What must be written out is each line from the one holding "Give me the" through the end of the records, word for word, minus any pictures.

<<<<

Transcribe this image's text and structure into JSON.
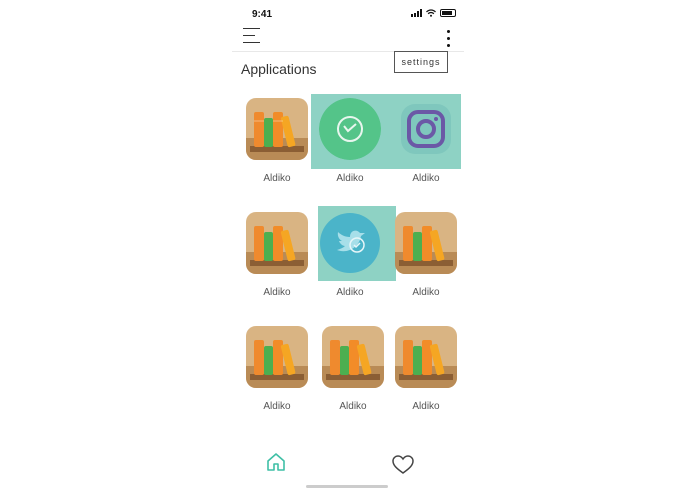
{
  "status_bar": {
    "time": "9:41"
  },
  "header": {
    "title": "Applications",
    "settings_label": "settings"
  },
  "apps": [
    {
      "label": "Aldiko",
      "icon": "book-shelf-icon"
    },
    {
      "label": "Aldiko",
      "icon": "whatsapp-icon",
      "selected": true
    },
    {
      "label": "Aldiko",
      "icon": "instagram-icon",
      "selected": true
    },
    {
      "label": "Aldiko",
      "icon": "book-shelf-icon"
    },
    {
      "label": "Aldiko",
      "icon": "twitter-icon",
      "selected": true
    },
    {
      "label": "Aldiko",
      "icon": "book-shelf-icon"
    },
    {
      "label": "Aldiko",
      "icon": "book-shelf-icon"
    },
    {
      "label": "Aldiko",
      "icon": "book-shelf-icon"
    },
    {
      "label": "Aldiko",
      "icon": "book-shelf-icon"
    }
  ],
  "bottom_nav": {
    "items": [
      "home-icon",
      "heart-icon"
    ],
    "active": "home-icon"
  },
  "colors": {
    "accent": "#3fbfa6",
    "selection": "#8ed2c4"
  }
}
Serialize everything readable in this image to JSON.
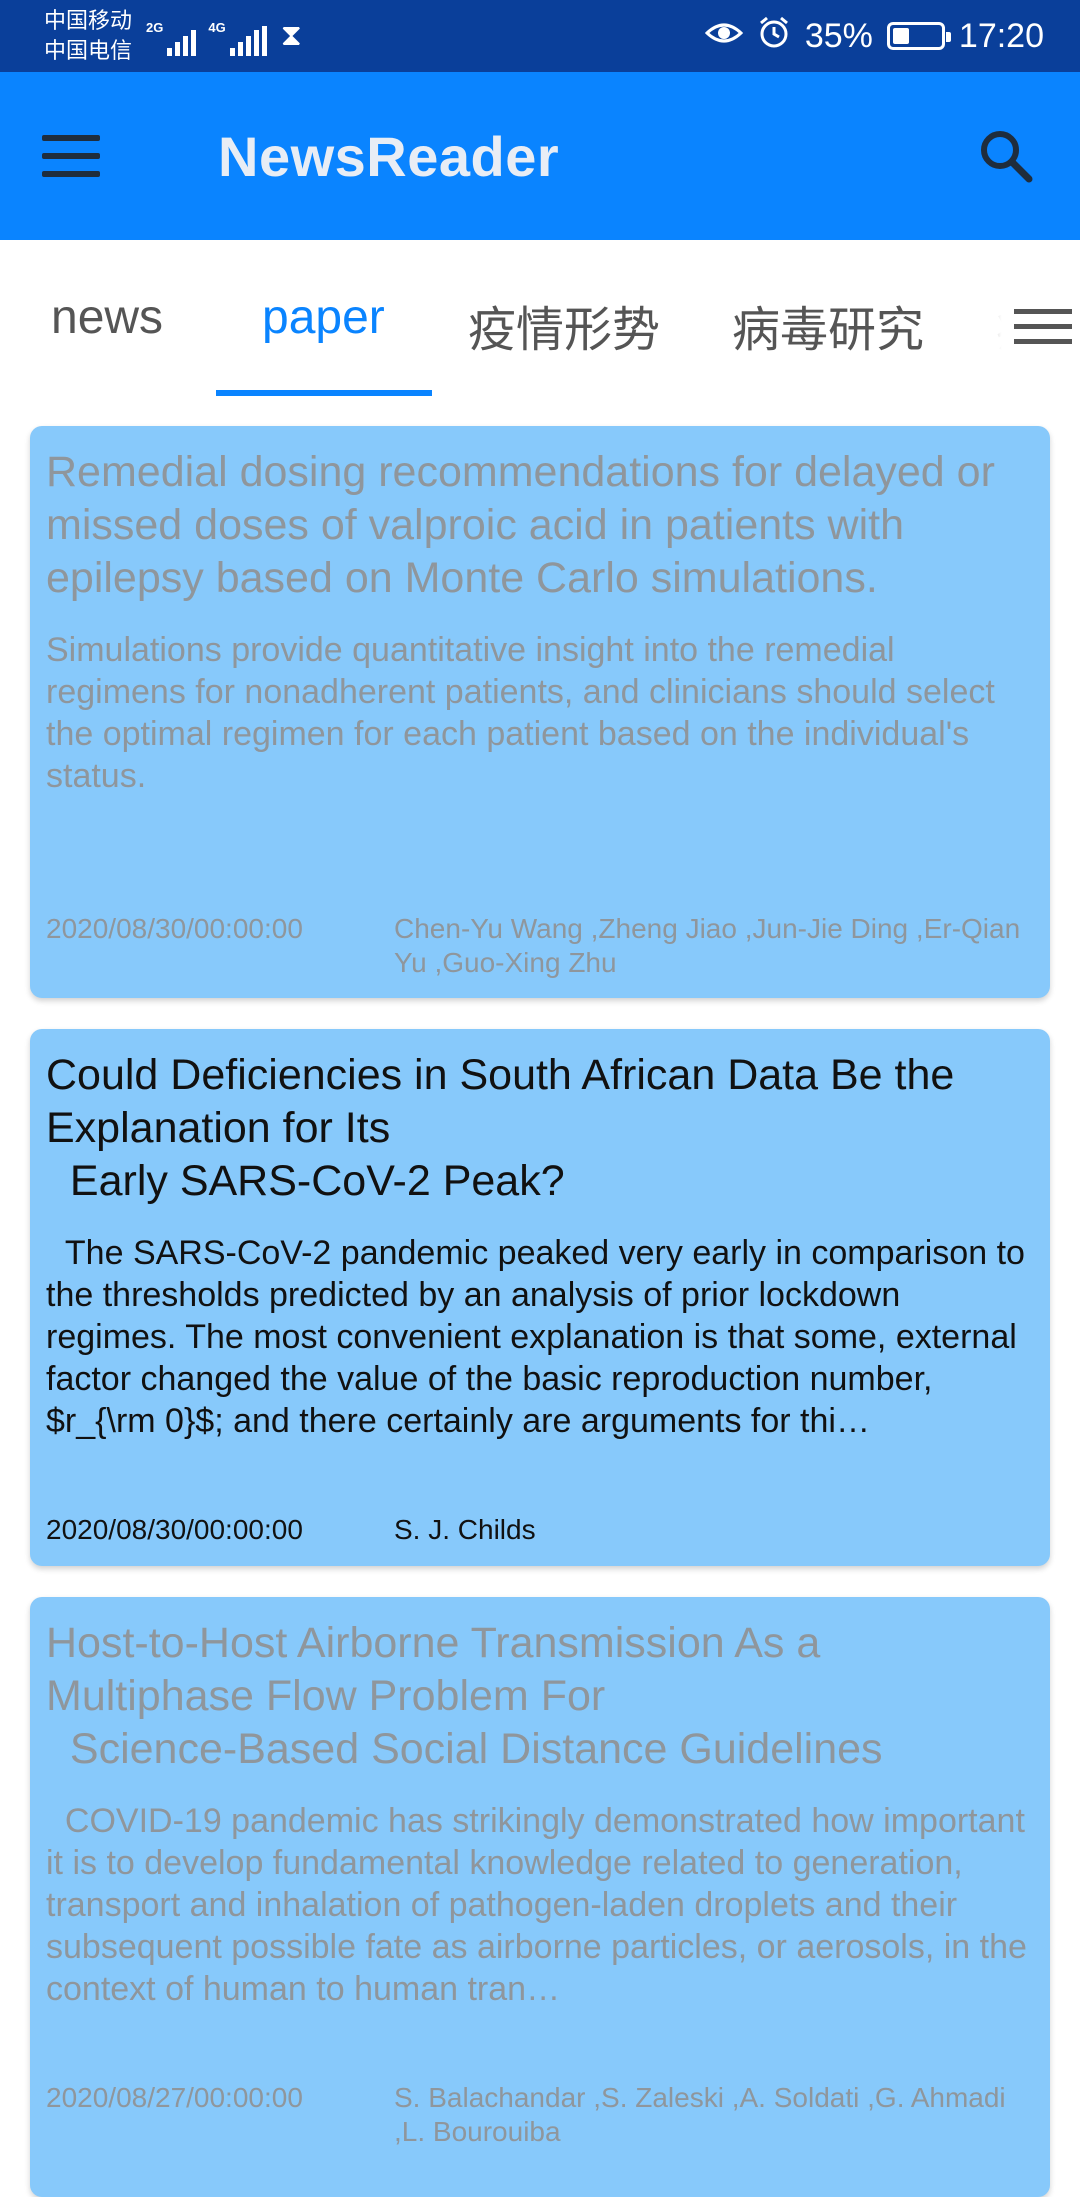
{
  "status_bar": {
    "carrier_1": "中国移动",
    "carrier_2": "中国电信",
    "net_1": "2G",
    "net_2": "4G",
    "battery": "35%",
    "battery_level": 0.35,
    "time": "17:20",
    "icons": [
      "eye-icon",
      "alarm-icon",
      "hourglass-icon",
      "signal-icon",
      "battery-icon"
    ]
  },
  "app_bar": {
    "title": "NewsReader",
    "menu_icon": "menu-icon",
    "search_icon": "search-icon"
  },
  "tabs": {
    "items": [
      {
        "label": "news"
      },
      {
        "label": "paper"
      },
      {
        "label": "疫情形势"
      },
      {
        "label": "病毒研究"
      },
      {
        "label": "疫"
      }
    ],
    "active_index": 1,
    "more_icon": "more-list-icon"
  },
  "cards": [
    {
      "title": "Remedial dosing recommendations for delayed or missed doses of valproic acid in patients with epilepsy based on Monte Carlo simulations.",
      "abstract": "Simulations provide quantitative insight into the remedial regimens for nonadherent patients, and clinicians should select the optimal regimen for each patient based on the individual's status.",
      "date": "2020/08/30/00:00:00",
      "authors": "Chen-Yu Wang ,Zheng Jiao ,Jun-Jie Ding ,Er-Qian Yu ,Guo-Xing Zhu",
      "read": true
    },
    {
      "title": "Could Deficiencies in South African Data Be the Explanation for Its\n  Early SARS-CoV-2 Peak?",
      "abstract": "  The SARS-CoV-2 pandemic peaked very early in comparison to the thresholds predicted by an analysis of prior lockdown regimes. The most convenient explanation is that some, external factor changed the value of the basic reproduction number, $r_{\\rm 0}$; and there certainly are arguments for thi…",
      "date": "2020/08/30/00:00:00",
      "authors": "S. J. Childs",
      "read": false
    },
    {
      "title": "Host-to-Host Airborne Transmission As a Multiphase Flow Problem For\n  Science-Based Social Distance Guidelines",
      "abstract": "  COVID-19 pandemic has strikingly demonstrated how important it is to develop fundamental knowledge related to generation, transport and inhalation of pathogen-laden droplets and their subsequent possible fate as airborne particles, or aerosols, in the context of human to human tran…",
      "date": "2020/08/27/00:00:00",
      "authors": "S. Balachandar ,S. Zaleski ,A. Soldati ,G. Ahmadi ,L. Bourouiba",
      "read": true
    }
  ],
  "colors": {
    "status_bar": "#0a3f9a",
    "app_bar": "#0a84ff",
    "accent": "#0a84ff",
    "card_bg": "#87c9fb",
    "read_text": "#8f969c",
    "unread_text": "#111111"
  }
}
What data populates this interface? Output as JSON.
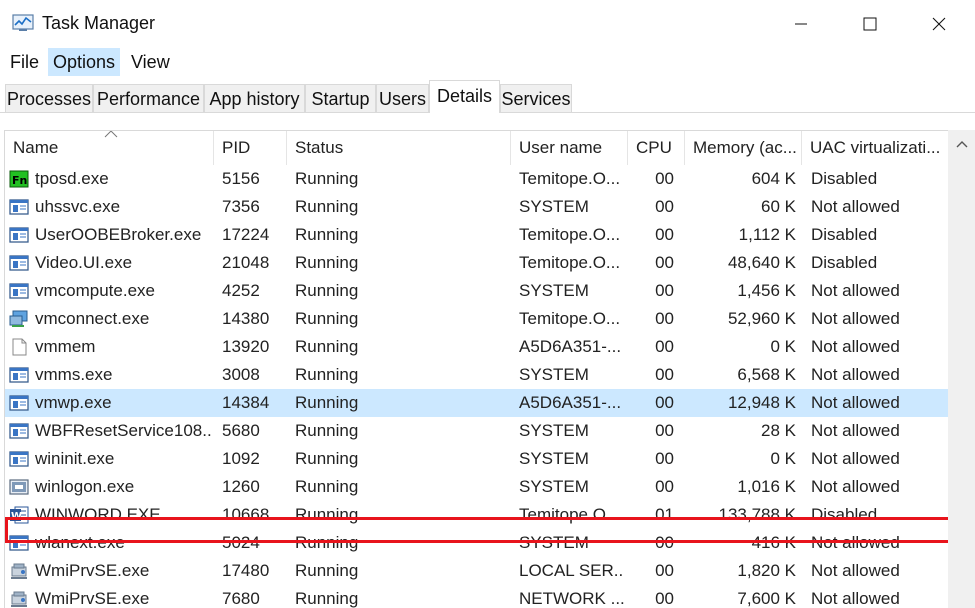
{
  "window": {
    "title": "Task Manager",
    "minimize_symbol": "—",
    "maximize_symbol": "☐",
    "close_symbol": "✕"
  },
  "menu": [
    "File",
    "Options",
    "View"
  ],
  "tabs": [
    "Processes",
    "Performance",
    "App history",
    "Startup",
    "Users",
    "Details",
    "Services"
  ],
  "active_tab": "Details",
  "columns": [
    "Name",
    "PID",
    "Status",
    "User name",
    "CPU",
    "Memory (ac...",
    "UAC virtualizati..."
  ],
  "sort_column": "Name",
  "rows": [
    {
      "name": "tposd.exe",
      "pid": "5156",
      "status": "Running",
      "user": "Temitope.O...",
      "cpu": "00",
      "memory": "604 K",
      "uac": "Disabled",
      "icon": "fn-key-icon"
    },
    {
      "name": "uhssvc.exe",
      "pid": "7356",
      "status": "Running",
      "user": "SYSTEM",
      "cpu": "00",
      "memory": "60 K",
      "uac": "Not allowed",
      "icon": "app-window-icon"
    },
    {
      "name": "UserOOBEBroker.exe",
      "pid": "17224",
      "status": "Running",
      "user": "Temitope.O...",
      "cpu": "00",
      "memory": "1,112 K",
      "uac": "Disabled",
      "icon": "app-window-icon"
    },
    {
      "name": "Video.UI.exe",
      "pid": "21048",
      "status": "Running",
      "user": "Temitope.O...",
      "cpu": "00",
      "memory": "48,640 K",
      "uac": "Disabled",
      "icon": "app-window-icon"
    },
    {
      "name": "vmcompute.exe",
      "pid": "4252",
      "status": "Running",
      "user": "SYSTEM",
      "cpu": "00",
      "memory": "1,456 K",
      "uac": "Not allowed",
      "icon": "app-window-icon"
    },
    {
      "name": "vmconnect.exe",
      "pid": "14380",
      "status": "Running",
      "user": "Temitope.O...",
      "cpu": "00",
      "memory": "52,960 K",
      "uac": "Not allowed",
      "icon": "vm-connect-icon"
    },
    {
      "name": "vmmem",
      "pid": "13920",
      "status": "Running",
      "user": "A5D6A351-...",
      "cpu": "00",
      "memory": "0 K",
      "uac": "Not allowed",
      "icon": "blank-document-icon"
    },
    {
      "name": "vmms.exe",
      "pid": "3008",
      "status": "Running",
      "user": "SYSTEM",
      "cpu": "00",
      "memory": "6,568 K",
      "uac": "Not allowed",
      "icon": "app-window-icon"
    },
    {
      "name": "vmwp.exe",
      "pid": "14384",
      "status": "Running",
      "user": "A5D6A351-...",
      "cpu": "00",
      "memory": "12,948 K",
      "uac": "Not allowed",
      "icon": "app-window-icon",
      "selected": true
    },
    {
      "name": "WBFResetService108...",
      "pid": "5680",
      "status": "Running",
      "user": "SYSTEM",
      "cpu": "00",
      "memory": "28 K",
      "uac": "Not allowed",
      "icon": "app-window-icon"
    },
    {
      "name": "wininit.exe",
      "pid": "1092",
      "status": "Running",
      "user": "SYSTEM",
      "cpu": "00",
      "memory": "0 K",
      "uac": "Not allowed",
      "icon": "app-window-icon"
    },
    {
      "name": "winlogon.exe",
      "pid": "1260",
      "status": "Running",
      "user": "SYSTEM",
      "cpu": "00",
      "memory": "1,016 K",
      "uac": "Not allowed",
      "icon": "winlogon-icon"
    },
    {
      "name": "WINWORD.EXE",
      "pid": "10668",
      "status": "Running",
      "user": "Temitope.O...",
      "cpu": "01",
      "memory": "133,788 K",
      "uac": "Disabled",
      "icon": "word-icon"
    },
    {
      "name": "wlanext.exe",
      "pid": "5024",
      "status": "Running",
      "user": "SYSTEM",
      "cpu": "00",
      "memory": "416 K",
      "uac": "Not allowed",
      "icon": "app-window-icon"
    },
    {
      "name": "WmiPrvSE.exe",
      "pid": "17480",
      "status": "Running",
      "user": "LOCAL SER...",
      "cpu": "00",
      "memory": "1,820 K",
      "uac": "Not allowed",
      "icon": "wmi-icon"
    },
    {
      "name": "WmiPrvSE.exe",
      "pid": "7680",
      "status": "Running",
      "user": "NETWORK ...",
      "cpu": "00",
      "memory": "7,600 K",
      "uac": "Not allowed",
      "icon": "wmi-icon"
    }
  ],
  "colors": {
    "selection": "#cce8ff",
    "highlight_border": "#e8141c",
    "menu_hover": "#cce8ff",
    "word_blue": "#2b579a"
  }
}
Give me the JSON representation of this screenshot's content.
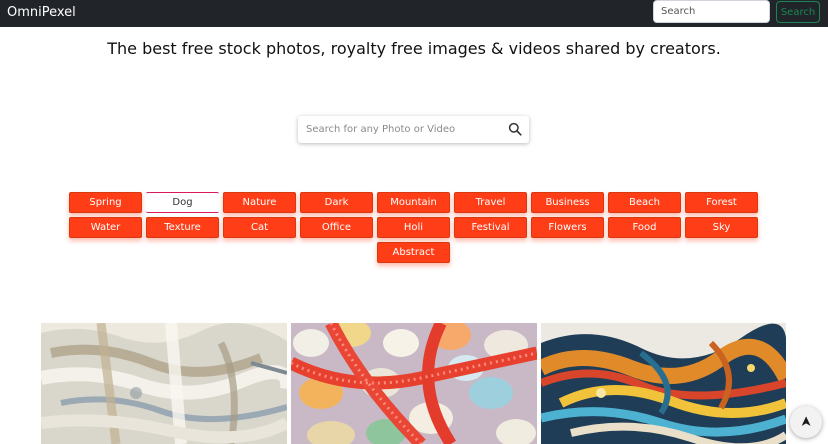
{
  "navbar": {
    "brand": "OmniPexel",
    "search_placeholder": "Search",
    "search_button": "Search"
  },
  "headline": "The best free stock photos, royalty free images & videos shared by creators.",
  "hero_search": {
    "placeholder": "Search for any Photo or Video",
    "icon": "search-icon"
  },
  "categories": [
    {
      "label": "Spring",
      "active": false
    },
    {
      "label": "Dog",
      "active": true
    },
    {
      "label": "Nature",
      "active": false
    },
    {
      "label": "Dark",
      "active": false
    },
    {
      "label": "Mountain",
      "active": false
    },
    {
      "label": "Travel",
      "active": false
    },
    {
      "label": "Business",
      "active": false
    },
    {
      "label": "Beach",
      "active": false
    },
    {
      "label": "Forest",
      "active": false
    },
    {
      "label": "Water",
      "active": false
    },
    {
      "label": "Texture",
      "active": false
    },
    {
      "label": "Cat",
      "active": false
    },
    {
      "label": "Office",
      "active": false
    },
    {
      "label": "Holi",
      "active": false
    },
    {
      "label": "Festival",
      "active": false
    },
    {
      "label": "Flowers",
      "active": false
    },
    {
      "label": "Food",
      "active": false
    },
    {
      "label": "Sky",
      "active": false
    },
    {
      "label": "Abstract",
      "active": false
    }
  ],
  "photos": [
    {
      "subject": "paint-texture"
    },
    {
      "subject": "candy"
    },
    {
      "subject": "marbled-paint"
    }
  ],
  "scroll_top": {
    "glyph": "➤",
    "icon": "arrow-up-icon"
  },
  "colors": {
    "navbar": "#212529",
    "category_button": "#ff3d17",
    "active_underline": "#d81b60",
    "nav_button": "#198754"
  }
}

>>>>

Result below:
Give me the JSON representation of this screenshot's content.
{
  "navbar": {
    "brand": "OmniPexel",
    "search_placeholder": "Search",
    "search_button": "Search"
  },
  "headline": "The best free stock photos, royalty free images & videos shared by creators.",
  "hero_search": {
    "placeholder": "Search for any Photo or Video",
    "icon": "search-icon"
  },
  "categories": [
    {
      "label": "Spring",
      "active": false
    },
    {
      "label": "Dog",
      "active": true
    },
    {
      "label": "Nature",
      "active": false
    },
    {
      "label": "Dark",
      "active": false
    },
    {
      "label": "Mountain",
      "active": false
    },
    {
      "label": "Travel",
      "active": false
    },
    {
      "label": "Business",
      "active": false
    },
    {
      "label": "Beach",
      "active": false
    },
    {
      "label": "Forest",
      "active": false
    },
    {
      "label": "Water",
      "active": false
    },
    {
      "label": "Texture",
      "active": false
    },
    {
      "label": "Cat",
      "active": false
    },
    {
      "label": "Office",
      "active": false
    },
    {
      "label": "Holi",
      "active": false
    },
    {
      "label": "Festival",
      "active": false
    },
    {
      "label": "Flowers",
      "active": false
    },
    {
      "label": "Food",
      "active": false
    },
    {
      "label": "Sky",
      "active": false
    },
    {
      "label": "Abstract",
      "active": false
    }
  ],
  "photos": [
    {
      "subject": "paint-texture"
    },
    {
      "subject": "candy"
    },
    {
      "subject": "marbled-paint"
    }
  ],
  "scroll_top": {
    "glyph": "➤",
    "icon": "arrow-up-icon"
  },
  "colors": {
    "navbar": "#212529",
    "category_button": "#ff3d17",
    "active_underline": "#d81b60",
    "nav_button": "#198754"
  }
}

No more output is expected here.